**Problem details:** For each line in the data that includes "sources", make a copy.

**Extracted entries:**
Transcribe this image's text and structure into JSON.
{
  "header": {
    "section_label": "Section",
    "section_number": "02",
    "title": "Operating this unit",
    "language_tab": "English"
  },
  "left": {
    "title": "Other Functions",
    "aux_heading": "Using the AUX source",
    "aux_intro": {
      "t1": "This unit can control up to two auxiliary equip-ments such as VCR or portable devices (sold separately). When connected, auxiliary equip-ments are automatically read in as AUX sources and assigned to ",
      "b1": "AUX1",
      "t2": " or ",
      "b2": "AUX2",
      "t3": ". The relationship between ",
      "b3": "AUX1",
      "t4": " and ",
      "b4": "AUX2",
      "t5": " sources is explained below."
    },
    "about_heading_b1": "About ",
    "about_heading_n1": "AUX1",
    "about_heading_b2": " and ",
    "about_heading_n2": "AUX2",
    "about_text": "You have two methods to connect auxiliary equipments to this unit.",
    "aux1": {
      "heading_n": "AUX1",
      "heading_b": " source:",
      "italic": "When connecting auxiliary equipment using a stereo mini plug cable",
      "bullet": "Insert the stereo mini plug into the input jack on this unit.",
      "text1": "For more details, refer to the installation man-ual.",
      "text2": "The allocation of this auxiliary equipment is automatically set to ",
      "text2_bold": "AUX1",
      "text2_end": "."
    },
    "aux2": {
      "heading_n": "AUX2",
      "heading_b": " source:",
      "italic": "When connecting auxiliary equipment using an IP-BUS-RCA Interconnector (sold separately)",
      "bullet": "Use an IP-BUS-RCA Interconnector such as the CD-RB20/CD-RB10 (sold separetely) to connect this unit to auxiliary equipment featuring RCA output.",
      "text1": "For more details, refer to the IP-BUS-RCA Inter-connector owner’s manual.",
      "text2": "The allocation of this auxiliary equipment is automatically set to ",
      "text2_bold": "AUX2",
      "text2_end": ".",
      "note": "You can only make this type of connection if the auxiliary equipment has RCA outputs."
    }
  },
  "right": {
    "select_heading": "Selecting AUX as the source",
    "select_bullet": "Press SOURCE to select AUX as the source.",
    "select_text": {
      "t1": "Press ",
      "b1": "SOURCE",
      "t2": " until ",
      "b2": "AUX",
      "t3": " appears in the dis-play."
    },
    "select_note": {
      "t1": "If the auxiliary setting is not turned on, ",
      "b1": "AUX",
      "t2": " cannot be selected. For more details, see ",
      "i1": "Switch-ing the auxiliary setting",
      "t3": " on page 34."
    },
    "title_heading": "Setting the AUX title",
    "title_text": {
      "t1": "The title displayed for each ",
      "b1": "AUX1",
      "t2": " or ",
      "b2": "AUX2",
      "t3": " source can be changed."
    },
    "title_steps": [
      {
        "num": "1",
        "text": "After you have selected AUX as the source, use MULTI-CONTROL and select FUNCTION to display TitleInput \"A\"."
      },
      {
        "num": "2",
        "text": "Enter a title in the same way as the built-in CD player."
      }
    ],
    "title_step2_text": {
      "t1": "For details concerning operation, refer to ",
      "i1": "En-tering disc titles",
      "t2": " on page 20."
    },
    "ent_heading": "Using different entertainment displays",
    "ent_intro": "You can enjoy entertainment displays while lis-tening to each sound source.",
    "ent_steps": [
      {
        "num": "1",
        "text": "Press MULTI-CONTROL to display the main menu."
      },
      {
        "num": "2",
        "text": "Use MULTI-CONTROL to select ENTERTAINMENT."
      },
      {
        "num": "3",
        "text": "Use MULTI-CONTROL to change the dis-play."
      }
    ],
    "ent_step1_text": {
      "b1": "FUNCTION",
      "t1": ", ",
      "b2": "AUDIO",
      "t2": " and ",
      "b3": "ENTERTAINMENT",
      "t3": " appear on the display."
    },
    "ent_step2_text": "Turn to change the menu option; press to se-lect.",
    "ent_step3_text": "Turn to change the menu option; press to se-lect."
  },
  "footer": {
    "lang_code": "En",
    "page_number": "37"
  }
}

**Result:**
      "t1": "This unit can control up to two auxiliary equip-ments such as VCR or portable devices (sold separately). When connected, auxiliary equip-ments are automatically read in as AUX sources and assigned to ",
      "t5": " sources is explained below."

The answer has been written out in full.